→ **Extracted data**
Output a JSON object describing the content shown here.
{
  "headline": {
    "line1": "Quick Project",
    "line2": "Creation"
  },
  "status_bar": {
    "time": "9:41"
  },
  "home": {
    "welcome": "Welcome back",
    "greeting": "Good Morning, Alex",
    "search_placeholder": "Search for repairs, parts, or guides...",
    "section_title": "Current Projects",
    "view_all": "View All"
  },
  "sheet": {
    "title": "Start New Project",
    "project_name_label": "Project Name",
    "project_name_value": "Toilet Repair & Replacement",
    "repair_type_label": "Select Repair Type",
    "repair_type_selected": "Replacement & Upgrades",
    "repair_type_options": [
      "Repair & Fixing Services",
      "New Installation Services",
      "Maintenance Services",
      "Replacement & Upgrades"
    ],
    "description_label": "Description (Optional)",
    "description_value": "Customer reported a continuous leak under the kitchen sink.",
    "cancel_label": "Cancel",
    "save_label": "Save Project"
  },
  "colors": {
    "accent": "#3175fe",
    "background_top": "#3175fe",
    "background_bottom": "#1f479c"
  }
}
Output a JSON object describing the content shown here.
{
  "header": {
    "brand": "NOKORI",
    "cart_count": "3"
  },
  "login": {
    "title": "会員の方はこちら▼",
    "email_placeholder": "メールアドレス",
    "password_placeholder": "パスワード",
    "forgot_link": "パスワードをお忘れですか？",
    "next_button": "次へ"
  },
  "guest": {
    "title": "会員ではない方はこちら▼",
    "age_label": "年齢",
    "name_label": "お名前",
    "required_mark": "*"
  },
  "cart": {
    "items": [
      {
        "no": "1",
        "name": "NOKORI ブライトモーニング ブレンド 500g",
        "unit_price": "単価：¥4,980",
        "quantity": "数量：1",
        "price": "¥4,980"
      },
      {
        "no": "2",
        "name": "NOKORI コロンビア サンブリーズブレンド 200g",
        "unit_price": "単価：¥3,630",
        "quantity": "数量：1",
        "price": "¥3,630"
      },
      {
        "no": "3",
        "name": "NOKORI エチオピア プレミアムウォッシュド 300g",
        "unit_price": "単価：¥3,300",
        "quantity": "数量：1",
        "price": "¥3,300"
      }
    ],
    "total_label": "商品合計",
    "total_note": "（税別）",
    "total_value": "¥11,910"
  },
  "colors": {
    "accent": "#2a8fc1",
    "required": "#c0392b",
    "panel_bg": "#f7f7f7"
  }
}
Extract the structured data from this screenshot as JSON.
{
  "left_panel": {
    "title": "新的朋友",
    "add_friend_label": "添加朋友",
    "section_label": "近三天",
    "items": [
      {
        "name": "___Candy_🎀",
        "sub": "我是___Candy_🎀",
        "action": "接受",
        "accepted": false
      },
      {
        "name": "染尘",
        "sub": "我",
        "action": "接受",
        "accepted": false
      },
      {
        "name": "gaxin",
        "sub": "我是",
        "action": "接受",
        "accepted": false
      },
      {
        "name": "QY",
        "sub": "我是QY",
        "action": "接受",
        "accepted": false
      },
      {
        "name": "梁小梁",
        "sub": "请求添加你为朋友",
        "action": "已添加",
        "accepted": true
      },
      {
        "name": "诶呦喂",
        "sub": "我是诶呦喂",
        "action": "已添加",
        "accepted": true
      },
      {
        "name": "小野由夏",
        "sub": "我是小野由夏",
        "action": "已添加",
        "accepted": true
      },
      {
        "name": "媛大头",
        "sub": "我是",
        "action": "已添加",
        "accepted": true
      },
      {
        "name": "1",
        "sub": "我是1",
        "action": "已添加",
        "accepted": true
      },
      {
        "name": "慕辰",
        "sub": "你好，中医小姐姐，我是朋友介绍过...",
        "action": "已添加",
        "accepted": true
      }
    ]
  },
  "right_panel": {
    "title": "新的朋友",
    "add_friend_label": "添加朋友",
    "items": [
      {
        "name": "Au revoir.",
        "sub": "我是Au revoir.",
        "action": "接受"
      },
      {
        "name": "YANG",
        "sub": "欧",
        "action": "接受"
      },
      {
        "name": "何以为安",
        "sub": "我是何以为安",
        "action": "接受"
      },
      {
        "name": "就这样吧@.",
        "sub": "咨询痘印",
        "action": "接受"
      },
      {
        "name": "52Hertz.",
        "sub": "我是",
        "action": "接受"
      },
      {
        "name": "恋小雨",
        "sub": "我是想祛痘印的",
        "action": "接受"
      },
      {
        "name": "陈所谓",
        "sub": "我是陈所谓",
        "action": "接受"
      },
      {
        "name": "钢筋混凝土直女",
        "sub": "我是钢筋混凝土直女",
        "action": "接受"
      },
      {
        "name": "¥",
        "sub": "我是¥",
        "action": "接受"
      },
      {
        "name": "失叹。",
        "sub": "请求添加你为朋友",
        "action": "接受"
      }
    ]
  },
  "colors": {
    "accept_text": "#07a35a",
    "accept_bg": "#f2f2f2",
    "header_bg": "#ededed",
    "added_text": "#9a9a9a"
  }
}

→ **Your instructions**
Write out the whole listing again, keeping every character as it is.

→ **Task result**
Output a JSON object describing the content shown here.
{
  "headline": {
    "line1": "Quick Project",
    "line2": "Creation"
  },
  "status_bar": {
    "time": "9:41"
  },
  "home": {
    "welcome": "Welcome back",
    "greeting": "Good Morning, Alex",
    "search_placeholder": "Search for repairs, parts, or guides...",
    "section_title": "Current Projects",
    "view_all": "View All"
  },
  "sheet": {
    "title": "Start New Project",
    "project_name_label": "Project Name",
    "project_name_value": "Toilet Repair & Replacement",
    "repair_type_label": "Select Repair Type",
    "repair_type_selected": "Replacement & Upgrades",
    "repair_type_options": [
      "Repair & Fixing Services",
      "New Installation Services",
      "Maintenance Services",
      "Replacement & Upgrades"
    ],
    "description_label": "Description (Optional)",
    "description_value": "Customer reported a continuous leak under the kitchen sink.",
    "cancel_label": "Cancel",
    "save_label": "Save Project"
  },
  "colors": {
    "accent": "#3175fe",
    "background_top": "#3175fe",
    "background_bottom": "#1f479c"
  }
}
Output a JSON object describing the content shown here.
{
  "header": {
    "brand": "NOKORI",
    "cart_count": "3"
  },
  "login": {
    "title": "会員の方はこちら▼",
    "email_placeholder": "メールアドレス",
    "password_placeholder": "パスワード",
    "forgot_link": "パスワードをお忘れですか？",
    "next_button": "次へ"
  },
  "guest": {
    "title": "会員ではない方はこちら▼",
    "age_label": "年齢",
    "name_label": "お名前",
    "required_mark": "*"
  },
  "cart": {
    "items": [
      {
        "no": "1",
        "name": "NOKORI ブライトモーニング ブレンド 500g",
        "unit_price": "単価：¥4,980",
        "quantity": "数量：1",
        "price": "¥4,980"
      },
      {
        "no": "2",
        "name": "NOKORI コロンビア サンブリーズブレンド 200g",
        "unit_price": "単価：¥3,630",
        "quantity": "数量：1",
        "price": "¥3,630"
      },
      {
        "no": "3",
        "name": "NOKORI エチオピア プレミアムウォッシュド 300g",
        "unit_price": "単価：¥3,300",
        "quantity": "数量：1",
        "price": "¥3,300"
      }
    ],
    "total_label": "商品合計",
    "total_note": "（税別）",
    "total_value": "¥11,910"
  },
  "colors": {
    "accent": "#2a8fc1",
    "required": "#c0392b",
    "panel_bg": "#f7f7f7"
  }
}
Extract the structured data from this screenshot as JSON.
{
  "left_panel": {
    "title": "新的朋友",
    "add_friend_label": "添加朋友",
    "section_label": "近三天",
    "items": [
      {
        "name": "___Candy_🎀",
        "sub": "我是___Candy_🎀",
        "action": "接受",
        "accepted": false
      },
      {
        "name": "染尘",
        "sub": "我",
        "action": "接受",
        "accepted": false
      },
      {
        "name": "gaxin",
        "sub": "我是",
        "action": "接受",
        "accepted": false
      },
      {
        "name": "QY",
        "sub": "我是QY",
        "action": "接受",
        "accepted": false
      },
      {
        "name": "梁小梁",
        "sub": "请求添加你为朋友",
        "action": "已添加",
        "accepted": true
      },
      {
        "name": "诶呦喂",
        "sub": "我是诶呦喂",
        "action": "已添加",
        "accepted": true
      },
      {
        "name": "小野由夏",
        "sub": "我是小野由夏",
        "action": "已添加",
        "accepted": true
      },
      {
        "name": "媛大头",
        "sub": "我是",
        "action": "已添加",
        "accepted": true
      },
      {
        "name": "1",
        "sub": "我是1",
        "action": "已添加",
        "accepted": true
      },
      {
        "name": "慕辰",
        "sub": "你好，中医小姐姐，我是朋友介绍过...",
        "action": "已添加",
        "accepted": true
      }
    ]
  },
  "right_panel": {
    "title": "新的朋友",
    "add_friend_label": "添加朋友",
    "items": [
      {
        "name": "Au revoir.",
        "sub": "我是Au revoir.",
        "action": "接受"
      },
      {
        "name": "YANG",
        "sub": "欧",
        "action": "接受"
      },
      {
        "name": "何以为安",
        "sub": "我是何以为安",
        "action": "接受"
      },
      {
        "name": "就这样吧@.",
        "sub": "咨询痘印",
        "action": "接受"
      },
      {
        "name": "52Hertz.",
        "sub": "我是",
        "action": "接受"
      },
      {
        "name": "恋小雨",
        "sub": "我是想祛痘印的",
        "action": "接受"
      },
      {
        "name": "陈所谓",
        "sub": "我是陈所谓",
        "action": "接受"
      },
      {
        "name": "钢筋混凝土直女",
        "sub": "我是钢筋混凝土直女",
        "action": "接受"
      },
      {
        "name": "¥",
        "sub": "我是¥",
        "action": "接受"
      },
      {
        "name": "失叹。",
        "sub": "请求添加你为朋友",
        "action": "接受"
      }
    ]
  },
  "colors": {
    "accept_text": "#07a35a",
    "accept_bg": "#f2f2f2",
    "header_bg": "#ededed",
    "added_text": "#9a9a9a"
  }
}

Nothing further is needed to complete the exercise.